## Data under study
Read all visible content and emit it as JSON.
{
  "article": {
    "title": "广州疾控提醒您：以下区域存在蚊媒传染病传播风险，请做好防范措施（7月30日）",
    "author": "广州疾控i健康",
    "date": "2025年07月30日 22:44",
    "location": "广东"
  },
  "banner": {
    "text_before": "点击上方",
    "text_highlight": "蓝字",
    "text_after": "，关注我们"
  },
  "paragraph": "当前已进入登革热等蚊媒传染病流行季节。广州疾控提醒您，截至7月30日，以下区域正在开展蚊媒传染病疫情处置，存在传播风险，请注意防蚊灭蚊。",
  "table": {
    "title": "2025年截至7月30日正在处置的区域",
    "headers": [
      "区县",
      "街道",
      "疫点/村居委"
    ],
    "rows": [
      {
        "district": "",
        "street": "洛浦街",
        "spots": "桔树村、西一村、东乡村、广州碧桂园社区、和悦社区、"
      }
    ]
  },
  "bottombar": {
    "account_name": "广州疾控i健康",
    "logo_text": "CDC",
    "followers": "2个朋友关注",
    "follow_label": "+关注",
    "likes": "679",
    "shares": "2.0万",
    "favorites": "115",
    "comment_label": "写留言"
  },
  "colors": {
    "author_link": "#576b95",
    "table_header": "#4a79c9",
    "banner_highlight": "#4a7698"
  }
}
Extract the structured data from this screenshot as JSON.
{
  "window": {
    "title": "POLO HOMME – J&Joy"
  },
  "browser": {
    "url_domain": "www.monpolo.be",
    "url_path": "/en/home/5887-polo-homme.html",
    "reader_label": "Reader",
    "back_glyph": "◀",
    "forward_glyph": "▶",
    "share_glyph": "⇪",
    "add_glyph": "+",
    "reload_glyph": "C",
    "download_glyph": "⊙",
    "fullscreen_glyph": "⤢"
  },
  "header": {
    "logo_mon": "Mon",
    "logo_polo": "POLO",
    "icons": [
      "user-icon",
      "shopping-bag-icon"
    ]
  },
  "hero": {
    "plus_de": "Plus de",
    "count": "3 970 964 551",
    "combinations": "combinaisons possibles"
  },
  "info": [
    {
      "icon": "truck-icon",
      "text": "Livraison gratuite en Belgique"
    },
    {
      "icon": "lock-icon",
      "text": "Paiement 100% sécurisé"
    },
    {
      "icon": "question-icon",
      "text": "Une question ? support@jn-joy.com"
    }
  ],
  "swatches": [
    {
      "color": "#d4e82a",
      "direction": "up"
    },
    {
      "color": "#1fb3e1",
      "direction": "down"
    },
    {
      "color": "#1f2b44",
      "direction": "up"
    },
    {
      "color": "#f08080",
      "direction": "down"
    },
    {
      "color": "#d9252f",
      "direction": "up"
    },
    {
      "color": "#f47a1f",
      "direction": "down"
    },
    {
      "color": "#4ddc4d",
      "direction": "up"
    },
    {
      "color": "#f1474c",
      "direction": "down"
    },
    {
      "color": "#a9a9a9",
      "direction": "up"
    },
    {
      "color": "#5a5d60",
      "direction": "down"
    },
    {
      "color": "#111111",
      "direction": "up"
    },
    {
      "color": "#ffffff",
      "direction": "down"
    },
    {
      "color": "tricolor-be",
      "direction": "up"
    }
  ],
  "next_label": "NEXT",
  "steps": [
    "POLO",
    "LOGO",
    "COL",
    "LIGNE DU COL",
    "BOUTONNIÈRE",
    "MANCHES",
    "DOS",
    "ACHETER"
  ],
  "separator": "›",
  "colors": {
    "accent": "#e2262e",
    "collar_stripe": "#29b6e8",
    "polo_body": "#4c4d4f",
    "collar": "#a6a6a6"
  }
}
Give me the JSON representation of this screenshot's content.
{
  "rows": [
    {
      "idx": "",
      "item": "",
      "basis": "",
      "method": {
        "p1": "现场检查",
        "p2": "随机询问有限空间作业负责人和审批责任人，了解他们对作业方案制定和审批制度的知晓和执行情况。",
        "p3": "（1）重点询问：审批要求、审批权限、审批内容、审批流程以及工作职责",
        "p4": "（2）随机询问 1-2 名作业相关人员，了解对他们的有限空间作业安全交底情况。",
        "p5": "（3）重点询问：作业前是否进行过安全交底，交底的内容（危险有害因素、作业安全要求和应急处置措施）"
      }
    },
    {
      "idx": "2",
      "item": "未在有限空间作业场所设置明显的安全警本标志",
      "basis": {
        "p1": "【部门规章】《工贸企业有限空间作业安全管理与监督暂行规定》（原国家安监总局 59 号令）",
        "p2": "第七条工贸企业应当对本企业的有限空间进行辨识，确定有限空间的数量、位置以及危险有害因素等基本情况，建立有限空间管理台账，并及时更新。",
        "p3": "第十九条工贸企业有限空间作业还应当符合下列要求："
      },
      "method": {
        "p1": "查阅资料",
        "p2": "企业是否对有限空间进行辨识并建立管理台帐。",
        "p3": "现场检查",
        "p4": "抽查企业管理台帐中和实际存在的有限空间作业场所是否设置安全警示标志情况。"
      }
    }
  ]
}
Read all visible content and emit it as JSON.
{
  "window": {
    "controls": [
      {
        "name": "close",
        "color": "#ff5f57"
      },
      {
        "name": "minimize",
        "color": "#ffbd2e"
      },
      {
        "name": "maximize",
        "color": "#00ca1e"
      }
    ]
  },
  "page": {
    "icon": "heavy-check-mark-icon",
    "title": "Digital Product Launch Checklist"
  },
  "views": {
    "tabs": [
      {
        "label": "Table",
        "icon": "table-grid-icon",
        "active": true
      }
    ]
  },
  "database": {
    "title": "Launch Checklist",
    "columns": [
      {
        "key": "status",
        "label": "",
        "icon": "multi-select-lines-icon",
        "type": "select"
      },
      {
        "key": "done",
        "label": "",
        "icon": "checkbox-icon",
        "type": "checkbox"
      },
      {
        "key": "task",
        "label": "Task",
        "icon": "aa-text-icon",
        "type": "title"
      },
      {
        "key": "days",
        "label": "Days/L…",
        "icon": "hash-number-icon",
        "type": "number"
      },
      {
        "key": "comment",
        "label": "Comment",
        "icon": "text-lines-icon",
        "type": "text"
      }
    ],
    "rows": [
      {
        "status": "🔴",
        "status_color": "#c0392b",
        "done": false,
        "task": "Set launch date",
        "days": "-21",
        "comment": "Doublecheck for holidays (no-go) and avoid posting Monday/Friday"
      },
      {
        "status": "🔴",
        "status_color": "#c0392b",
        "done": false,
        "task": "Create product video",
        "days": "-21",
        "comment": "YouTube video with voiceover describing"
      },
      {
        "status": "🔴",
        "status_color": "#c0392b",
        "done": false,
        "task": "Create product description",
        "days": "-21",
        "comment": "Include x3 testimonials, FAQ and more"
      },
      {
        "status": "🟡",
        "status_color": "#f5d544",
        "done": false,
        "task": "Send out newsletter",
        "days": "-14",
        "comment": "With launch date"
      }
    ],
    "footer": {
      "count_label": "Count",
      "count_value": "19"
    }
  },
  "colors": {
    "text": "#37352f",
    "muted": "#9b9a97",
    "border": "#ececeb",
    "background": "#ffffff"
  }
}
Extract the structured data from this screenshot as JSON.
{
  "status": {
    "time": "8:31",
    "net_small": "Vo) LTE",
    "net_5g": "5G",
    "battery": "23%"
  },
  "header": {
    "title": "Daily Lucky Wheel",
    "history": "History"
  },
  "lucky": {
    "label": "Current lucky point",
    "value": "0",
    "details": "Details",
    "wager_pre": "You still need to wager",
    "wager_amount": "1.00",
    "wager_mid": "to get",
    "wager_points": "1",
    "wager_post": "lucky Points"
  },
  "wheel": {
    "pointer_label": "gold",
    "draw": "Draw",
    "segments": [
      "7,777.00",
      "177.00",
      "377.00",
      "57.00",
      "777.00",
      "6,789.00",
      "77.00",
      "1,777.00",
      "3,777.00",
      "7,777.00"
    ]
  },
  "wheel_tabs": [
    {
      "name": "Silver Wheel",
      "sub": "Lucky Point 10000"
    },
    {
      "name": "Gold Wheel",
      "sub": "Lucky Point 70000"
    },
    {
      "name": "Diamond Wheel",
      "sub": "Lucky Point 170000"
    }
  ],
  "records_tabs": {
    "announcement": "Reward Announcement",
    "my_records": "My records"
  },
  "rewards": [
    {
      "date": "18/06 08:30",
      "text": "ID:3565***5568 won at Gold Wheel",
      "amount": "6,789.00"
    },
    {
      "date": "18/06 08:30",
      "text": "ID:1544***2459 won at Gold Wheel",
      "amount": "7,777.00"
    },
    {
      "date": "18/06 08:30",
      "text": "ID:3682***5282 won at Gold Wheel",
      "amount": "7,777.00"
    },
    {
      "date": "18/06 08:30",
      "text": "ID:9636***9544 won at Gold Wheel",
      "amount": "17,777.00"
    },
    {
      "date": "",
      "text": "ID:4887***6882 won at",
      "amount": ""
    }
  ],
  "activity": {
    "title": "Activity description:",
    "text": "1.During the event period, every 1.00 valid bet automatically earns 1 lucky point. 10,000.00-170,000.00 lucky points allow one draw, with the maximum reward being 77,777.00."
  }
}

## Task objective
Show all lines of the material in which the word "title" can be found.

## Output for this exercise
    "title": "广州疾控提醒您：以下区域存在蚊媒传染病传播风险，请做好防范措施（7月30日）",
    "title": "2025年截至7月30日正在处置的区域",
    "title": "POLO HOMME – J&Joy"
    "title": "Digital Product Launch Checklist"
    "title": "Launch Checklist",
        "type": "title"
    "title": "Daily Lucky Wheel",
    "title": "Activity description:",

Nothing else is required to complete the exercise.